Murray did not travel overseas during World War II, but his reconstructive surgery skills eventually led him around the world. In 1962, at the invitation of Paul Brand, MD, a surgeon who helped rehabilitate leprosy patients in India, Murray spent 2 months in Vellore training local plastic surgeons and their staff in various modern techniques. A decade later Murray traveled to Tehran, Iran, where he operated on a wide range of patients, including children with severe burns that occurred when they fell into open ovens in their homes.
Murray continued his practice into his 60s. In 1986, 3 months away from retiring from active surgery, he had a stroke. Although he recovered quickly and was cleared by his doctors to return to the operating room, he chose to retire. "I had 48 years of surgery under my belt, and I decided to just enjoy other aspects of my life," he said.
An avid tennis player and hiker, Murray had been active all his life and he eventually resumed these activities. Retirement, though, allowed him more time to spend with his family—his wife, Bobby; their six grown children; and his grandchildren—with whom he is close. He also recently penned his autobiography, Surgery of the Soul: Reflections on a Curious Career (Science History Publications, Cambridge, England; 2001), and is working on other book ideas.
Looking to the future of transplantation, Murray commented on the lack of donor organs: "We’re victims of our success. It’s literally an insoluble problem until you can create organs in some other way." From JAMA article--Joseph Murray, MD Transplant Pioneer; Vol. 292 No. 24, December 22/29, 2004
Murray wrote, "It is absolutely essential for medical progress that dedicated clinical surgeons and scientists understand and work with scientists of other basic disciplines. It is a simple fact that basic scientists cannot be surgeons, so it is essential that surgeons be scientists."

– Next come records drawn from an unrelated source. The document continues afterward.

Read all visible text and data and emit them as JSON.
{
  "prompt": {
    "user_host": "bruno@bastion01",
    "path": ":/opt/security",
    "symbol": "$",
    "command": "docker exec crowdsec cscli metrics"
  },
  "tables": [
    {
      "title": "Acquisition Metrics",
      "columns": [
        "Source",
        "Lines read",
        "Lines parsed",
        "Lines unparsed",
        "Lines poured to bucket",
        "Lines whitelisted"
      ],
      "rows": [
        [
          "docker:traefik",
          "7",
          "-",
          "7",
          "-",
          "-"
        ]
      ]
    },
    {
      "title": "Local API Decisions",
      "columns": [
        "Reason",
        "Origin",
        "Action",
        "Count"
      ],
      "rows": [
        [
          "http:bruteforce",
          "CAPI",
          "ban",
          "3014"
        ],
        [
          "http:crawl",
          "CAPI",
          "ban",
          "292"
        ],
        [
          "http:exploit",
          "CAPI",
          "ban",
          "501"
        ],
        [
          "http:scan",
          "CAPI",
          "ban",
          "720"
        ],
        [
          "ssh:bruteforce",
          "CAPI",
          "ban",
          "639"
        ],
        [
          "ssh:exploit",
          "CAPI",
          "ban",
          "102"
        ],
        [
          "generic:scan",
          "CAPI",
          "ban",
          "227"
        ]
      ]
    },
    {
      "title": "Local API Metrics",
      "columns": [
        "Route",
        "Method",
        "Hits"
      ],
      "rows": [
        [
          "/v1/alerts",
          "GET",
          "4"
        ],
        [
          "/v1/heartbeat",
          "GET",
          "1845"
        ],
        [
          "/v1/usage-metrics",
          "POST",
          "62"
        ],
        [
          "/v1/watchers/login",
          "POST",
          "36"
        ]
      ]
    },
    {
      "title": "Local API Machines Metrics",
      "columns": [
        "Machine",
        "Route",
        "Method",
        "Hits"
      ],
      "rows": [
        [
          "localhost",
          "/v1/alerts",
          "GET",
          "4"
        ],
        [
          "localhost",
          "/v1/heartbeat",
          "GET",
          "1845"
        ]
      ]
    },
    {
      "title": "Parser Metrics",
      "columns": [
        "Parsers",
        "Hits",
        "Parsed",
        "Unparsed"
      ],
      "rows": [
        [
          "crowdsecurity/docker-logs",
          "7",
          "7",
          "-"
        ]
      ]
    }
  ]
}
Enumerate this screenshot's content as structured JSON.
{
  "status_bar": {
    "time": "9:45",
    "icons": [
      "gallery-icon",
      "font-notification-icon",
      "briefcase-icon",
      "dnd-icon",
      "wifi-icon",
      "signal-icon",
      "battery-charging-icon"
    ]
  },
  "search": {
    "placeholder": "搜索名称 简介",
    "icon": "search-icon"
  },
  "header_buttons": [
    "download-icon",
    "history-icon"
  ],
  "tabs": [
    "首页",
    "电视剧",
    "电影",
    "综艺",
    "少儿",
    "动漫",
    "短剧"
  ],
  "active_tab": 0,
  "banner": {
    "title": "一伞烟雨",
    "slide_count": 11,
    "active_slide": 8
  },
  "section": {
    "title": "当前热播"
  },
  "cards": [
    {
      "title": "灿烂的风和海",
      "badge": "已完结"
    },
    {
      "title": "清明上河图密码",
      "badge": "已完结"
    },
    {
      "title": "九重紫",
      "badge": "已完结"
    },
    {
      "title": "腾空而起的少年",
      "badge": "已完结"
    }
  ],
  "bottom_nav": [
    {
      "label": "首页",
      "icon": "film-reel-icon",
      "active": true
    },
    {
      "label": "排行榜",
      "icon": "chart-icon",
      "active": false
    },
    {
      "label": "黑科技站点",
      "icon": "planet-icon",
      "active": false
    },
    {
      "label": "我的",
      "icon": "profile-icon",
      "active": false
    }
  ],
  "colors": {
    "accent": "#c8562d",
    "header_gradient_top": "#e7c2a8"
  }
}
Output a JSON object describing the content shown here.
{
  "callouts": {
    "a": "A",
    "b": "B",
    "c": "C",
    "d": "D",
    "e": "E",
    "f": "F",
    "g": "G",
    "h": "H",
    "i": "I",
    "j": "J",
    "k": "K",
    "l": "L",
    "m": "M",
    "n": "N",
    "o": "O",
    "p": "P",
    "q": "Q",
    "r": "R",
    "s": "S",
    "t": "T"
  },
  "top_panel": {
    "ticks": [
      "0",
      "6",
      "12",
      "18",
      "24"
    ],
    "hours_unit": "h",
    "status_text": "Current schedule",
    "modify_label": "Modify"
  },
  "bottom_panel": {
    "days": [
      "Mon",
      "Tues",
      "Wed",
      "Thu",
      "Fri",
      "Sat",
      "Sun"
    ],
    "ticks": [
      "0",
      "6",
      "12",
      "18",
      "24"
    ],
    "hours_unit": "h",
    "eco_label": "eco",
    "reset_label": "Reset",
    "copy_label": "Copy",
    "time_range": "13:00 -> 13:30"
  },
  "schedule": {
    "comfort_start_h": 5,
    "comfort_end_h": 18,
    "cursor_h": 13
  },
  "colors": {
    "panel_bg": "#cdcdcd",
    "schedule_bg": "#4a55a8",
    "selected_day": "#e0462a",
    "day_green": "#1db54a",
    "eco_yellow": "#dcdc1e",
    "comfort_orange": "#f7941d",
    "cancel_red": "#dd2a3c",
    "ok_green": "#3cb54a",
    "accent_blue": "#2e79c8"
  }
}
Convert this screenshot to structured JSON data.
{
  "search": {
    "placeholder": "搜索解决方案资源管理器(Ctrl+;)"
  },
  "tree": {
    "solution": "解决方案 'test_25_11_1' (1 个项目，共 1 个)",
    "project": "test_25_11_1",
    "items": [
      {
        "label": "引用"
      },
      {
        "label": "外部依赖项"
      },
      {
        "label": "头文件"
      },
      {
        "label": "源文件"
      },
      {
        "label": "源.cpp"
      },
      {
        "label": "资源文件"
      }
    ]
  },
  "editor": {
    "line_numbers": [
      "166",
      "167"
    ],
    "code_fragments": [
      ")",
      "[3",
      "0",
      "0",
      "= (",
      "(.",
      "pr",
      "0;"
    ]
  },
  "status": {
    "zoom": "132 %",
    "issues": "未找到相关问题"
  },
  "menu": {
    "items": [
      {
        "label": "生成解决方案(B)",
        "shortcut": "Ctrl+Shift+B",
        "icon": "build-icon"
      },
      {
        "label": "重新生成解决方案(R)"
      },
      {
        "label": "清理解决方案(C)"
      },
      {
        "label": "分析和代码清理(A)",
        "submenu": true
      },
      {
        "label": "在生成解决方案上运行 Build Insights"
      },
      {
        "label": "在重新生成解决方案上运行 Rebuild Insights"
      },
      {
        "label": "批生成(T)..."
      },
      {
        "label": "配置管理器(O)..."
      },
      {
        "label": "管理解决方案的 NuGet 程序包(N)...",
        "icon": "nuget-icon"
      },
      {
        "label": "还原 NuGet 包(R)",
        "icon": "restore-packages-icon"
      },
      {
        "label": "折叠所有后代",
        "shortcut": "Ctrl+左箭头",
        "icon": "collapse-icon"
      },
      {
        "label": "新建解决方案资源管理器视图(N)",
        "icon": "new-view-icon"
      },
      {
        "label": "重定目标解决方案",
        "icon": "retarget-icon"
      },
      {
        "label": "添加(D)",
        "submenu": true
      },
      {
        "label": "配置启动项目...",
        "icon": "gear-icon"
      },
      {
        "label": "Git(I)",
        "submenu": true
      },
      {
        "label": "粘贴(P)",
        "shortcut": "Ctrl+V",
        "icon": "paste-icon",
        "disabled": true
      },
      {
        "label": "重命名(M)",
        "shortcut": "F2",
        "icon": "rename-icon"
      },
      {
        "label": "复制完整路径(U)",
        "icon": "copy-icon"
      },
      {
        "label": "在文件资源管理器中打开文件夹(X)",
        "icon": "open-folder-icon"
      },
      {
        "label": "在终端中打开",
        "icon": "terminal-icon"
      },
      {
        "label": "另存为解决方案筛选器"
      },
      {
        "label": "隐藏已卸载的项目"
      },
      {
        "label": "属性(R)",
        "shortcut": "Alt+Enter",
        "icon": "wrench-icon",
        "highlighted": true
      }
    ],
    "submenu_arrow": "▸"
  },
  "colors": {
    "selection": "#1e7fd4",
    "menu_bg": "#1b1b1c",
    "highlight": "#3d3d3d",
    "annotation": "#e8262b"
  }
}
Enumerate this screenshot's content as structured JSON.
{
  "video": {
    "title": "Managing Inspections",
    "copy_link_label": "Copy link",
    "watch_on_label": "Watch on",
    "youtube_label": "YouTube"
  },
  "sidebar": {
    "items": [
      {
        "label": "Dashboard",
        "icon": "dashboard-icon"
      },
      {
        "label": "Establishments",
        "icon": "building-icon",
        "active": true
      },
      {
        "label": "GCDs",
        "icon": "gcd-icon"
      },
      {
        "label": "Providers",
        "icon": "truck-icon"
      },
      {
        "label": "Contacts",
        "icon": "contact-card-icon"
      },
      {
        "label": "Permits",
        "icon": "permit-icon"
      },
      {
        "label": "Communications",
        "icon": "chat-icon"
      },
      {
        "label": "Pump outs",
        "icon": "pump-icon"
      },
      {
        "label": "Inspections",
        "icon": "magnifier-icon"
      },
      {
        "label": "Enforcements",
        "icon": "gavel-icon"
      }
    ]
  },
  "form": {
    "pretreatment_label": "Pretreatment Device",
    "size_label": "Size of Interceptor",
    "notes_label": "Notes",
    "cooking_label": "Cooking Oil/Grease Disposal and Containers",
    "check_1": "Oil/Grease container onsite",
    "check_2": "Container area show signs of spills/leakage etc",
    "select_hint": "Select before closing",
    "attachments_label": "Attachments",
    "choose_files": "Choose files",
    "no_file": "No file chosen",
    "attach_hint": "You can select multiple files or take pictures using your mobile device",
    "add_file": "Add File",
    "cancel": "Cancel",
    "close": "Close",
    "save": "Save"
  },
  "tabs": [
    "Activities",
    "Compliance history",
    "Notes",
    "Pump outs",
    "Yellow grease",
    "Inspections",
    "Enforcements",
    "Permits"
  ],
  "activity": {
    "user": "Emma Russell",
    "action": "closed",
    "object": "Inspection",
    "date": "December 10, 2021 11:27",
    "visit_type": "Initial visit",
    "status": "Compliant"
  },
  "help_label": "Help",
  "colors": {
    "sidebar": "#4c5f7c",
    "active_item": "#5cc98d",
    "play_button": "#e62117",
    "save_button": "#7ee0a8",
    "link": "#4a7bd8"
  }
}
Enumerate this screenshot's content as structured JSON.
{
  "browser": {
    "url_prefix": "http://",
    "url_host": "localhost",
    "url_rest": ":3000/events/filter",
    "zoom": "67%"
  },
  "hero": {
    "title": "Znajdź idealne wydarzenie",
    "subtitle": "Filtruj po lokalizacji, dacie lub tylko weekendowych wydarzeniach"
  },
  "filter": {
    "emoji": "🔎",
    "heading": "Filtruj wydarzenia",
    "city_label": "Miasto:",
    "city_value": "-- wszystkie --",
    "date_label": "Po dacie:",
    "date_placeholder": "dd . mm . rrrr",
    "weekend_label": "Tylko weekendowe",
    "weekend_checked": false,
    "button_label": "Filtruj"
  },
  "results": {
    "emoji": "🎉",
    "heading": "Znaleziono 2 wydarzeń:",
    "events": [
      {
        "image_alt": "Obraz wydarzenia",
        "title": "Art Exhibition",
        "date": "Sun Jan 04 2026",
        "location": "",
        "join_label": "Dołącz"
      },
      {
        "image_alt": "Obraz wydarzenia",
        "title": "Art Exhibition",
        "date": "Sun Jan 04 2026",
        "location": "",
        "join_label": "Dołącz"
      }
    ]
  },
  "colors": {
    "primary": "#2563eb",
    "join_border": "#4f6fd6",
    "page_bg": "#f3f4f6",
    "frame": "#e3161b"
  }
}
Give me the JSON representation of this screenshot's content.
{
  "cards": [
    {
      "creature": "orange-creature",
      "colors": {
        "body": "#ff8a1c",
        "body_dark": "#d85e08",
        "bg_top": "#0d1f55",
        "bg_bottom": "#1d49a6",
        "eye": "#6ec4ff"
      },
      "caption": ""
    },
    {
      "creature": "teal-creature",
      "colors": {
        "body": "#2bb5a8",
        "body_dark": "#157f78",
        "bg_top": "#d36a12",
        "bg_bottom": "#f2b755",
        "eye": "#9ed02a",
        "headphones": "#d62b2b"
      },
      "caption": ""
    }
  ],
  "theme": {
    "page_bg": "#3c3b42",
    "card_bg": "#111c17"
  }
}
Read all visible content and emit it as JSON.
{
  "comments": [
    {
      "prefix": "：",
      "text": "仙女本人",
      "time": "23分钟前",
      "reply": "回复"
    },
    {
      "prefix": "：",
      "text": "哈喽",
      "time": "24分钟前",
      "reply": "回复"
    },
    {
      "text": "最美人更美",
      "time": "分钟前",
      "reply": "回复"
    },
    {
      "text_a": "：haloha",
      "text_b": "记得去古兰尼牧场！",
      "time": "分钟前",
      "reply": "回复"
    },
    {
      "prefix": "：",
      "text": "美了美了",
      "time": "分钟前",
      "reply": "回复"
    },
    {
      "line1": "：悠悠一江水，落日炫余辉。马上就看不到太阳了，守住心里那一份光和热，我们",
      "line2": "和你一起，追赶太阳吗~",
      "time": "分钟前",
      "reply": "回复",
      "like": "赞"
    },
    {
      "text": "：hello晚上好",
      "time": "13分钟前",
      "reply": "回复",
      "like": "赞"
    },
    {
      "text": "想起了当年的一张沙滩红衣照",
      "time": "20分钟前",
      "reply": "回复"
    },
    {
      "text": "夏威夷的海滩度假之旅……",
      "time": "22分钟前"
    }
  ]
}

Joseph E. Murray (1919– ), Nobel Laureate, 1990 by Michael Cash BS, Christopher Dente MD, and David Feliciano MD; Arch Surg. 2005;140:270-272.
Interview with Dr Joseph Murray by Francis L. Delmonico; American Journal of Transplantation 2002; 2: 803–806
Joseph Murray, Md Transplant Pioneer: JAMA; Vol 292, No 24, December 22/29, 2004